The Quixotic Quest: Nobody Can Read All those Reports

A single incident in my early career sparked my on-going efforts to participate in the quest to reasonably and efficiently deal with the avalanche of data our modern world generates.

Posted by Keith Wilson on November 4, 2015

I know exactly when the genesis of this web site occurred, and that event has been a driving force behind my career since then.

Report Distribution

It was 1990-91 or so and I was working at a IBM mainframe software company as a developer on a report distribution application. It was an interesting application and I learned a lot of lessons about software development from that project. It was probably my favorite project of my career for a lot of different reasons.

The application was a COBOL/BAL/VSAM/CICS application that monitored the JES spool based on rules that were defined in a CICS-based UI. The application could watch the JES spool for reports that were generated by any applications. When a report that was to be processed was detected, the report file was pulled from the JES spool, broken into pages, and then each page was placed into a VSAM record. Indices were created based on rules which assigned pages or groups of pages to users. the users could then logon to the application and see lists of reports by name and dates to view. The reports could then be viewed on-line. This may not sound like a big deal today, but in the mainframe world of 1990, it was revolutionary for many of our customers.

I remember when I realized exactly what the app meant to our customers and why they were willing to pay six figures for the application. We had one particular client that was a large bank in Canada. Before buying our application, their information distribution process was to print hundreds of thousands of pages of reports to high speed printers every night. The printers were in a warehouse or something in one of the large cities in Canada. Printing started shortly after close-of-business each evening. The reports had to be printed by 3 AM (or something like that) and boxed so they could be loaded onto a tractor-trailer truck. The truck then began making the rounds to deliver the reports to the branch offices. The goal was to have the reports to each office by 8 AM so that hundreds of pages of reports could be delivered to each person's desk. The individuals in the offices then spent the day finding the data they needed to answer phone calls or whatever in the hundreds of pages of reports that they received. At the end of the day they were done with that day's report and they would have an updated version of the report tomorrow.

Our application allowed them to stop using a tractor-trailer truck. It allowed them to stop using the printers. The office personnel came into the office in the morning, signed onto the application, and all of the pages of reports they were used to seeing were waiting for them, indexed and searchable, pretty as you please.

But, it got better.

The reports they were receiving were often copies or almost copies of one another. Each worker receiving many of the same pages to cover their clients, some of which were shared. The application producing the reports didn't necessarily know which clients or pages of the report each worker needed, so many of them received hundreds of pages that they never used. With the application I worked on, we could collect one complete, comprehensive report with all the client information, and then an administrator could modify the rules to ensure that the pages each clerk needed were distributed electronically to that clerk. If changes were needed, the rules could be easily changed and different sections of the report would be provided to an individual clerk. The applications that were producing the reports could be simplified.

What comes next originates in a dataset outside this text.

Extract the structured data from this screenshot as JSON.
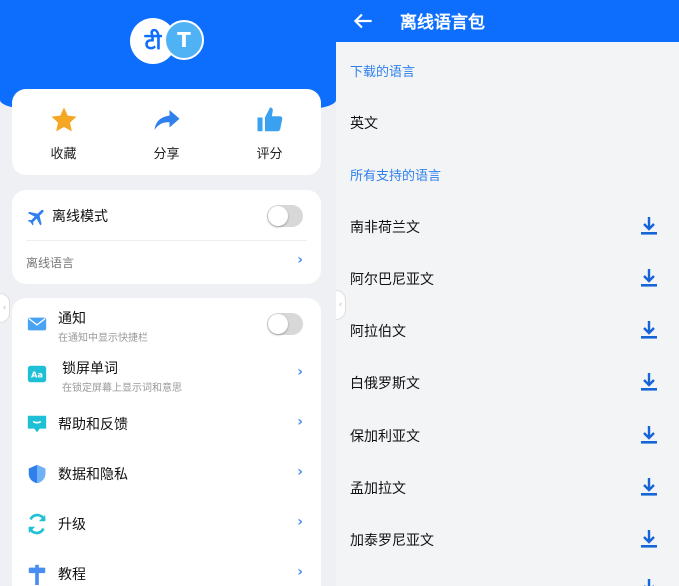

It was a win-win situation if I ever saw one. I felt wonderful when I realized what a difference our application was making in the lives of these individuals. I also realized that we were saving reems of paper, thus saving forests. We were saving fuel because the truck wasn't driving around. Now, granted, they probably laid off a truck driver and 2-3 printer operators who were no longer needed, but I didn't focus on that aspect of the situation.

A Eureka Moment

But, this new understanding of the use of our application had a tremendous impact on my understanding of data processing. I had lots of questions and lots of ideas.

For example, I realized that there was something absurd in what our client had been doing before the application. Everyday they printed hundreds of thousands of pages of reports and distributed those reports to dozens, maybe hundreds of people. Most of the pages that were printed were never looked at by anyone. The clerks would turn to particular pages to view particular data to answer particular questions. At the end of the day, all of the pages were tossed. Most of them had never been viewed. Those that had been used probably only had 5-10% of the text on those pages read by anyone. Most of the data read was read by clerks who were using the data as landmarks to try to find their way through the report to the page they were looking for. There was a lot of wasted time as the clerks searched through hard-copy reports looking for the handful of data elements they needed to respond to a query.

The Quest Begins

That was the moment that I began to ponder the study of information management. Suddenly indexing, compression, just-in-time data access, and many other concepts had new value. We were not just collecting records and records of data, we were attempting to provide instant access to specific pieces of data to answer specific questions.

Those were the days before "big data", "machine learning",, "data science", and many other information technologies that we take for granted today. The problems, however, that we were trying to solve still are the problems today. We have a lot of data, with more being generated every day. Individuals who understand what that data means need instant access to specific data that will help them do their job and solve problems.

It remains easier to generate huge amounts of data than it does to make sensible use of that data to provide information to solve problems and answer questions. Since that time, it has been my desire to help build tools to make human use of data more efficient and helpful. I hope this blog will be an impetus for me to take the next step in participating in that quixotic quest.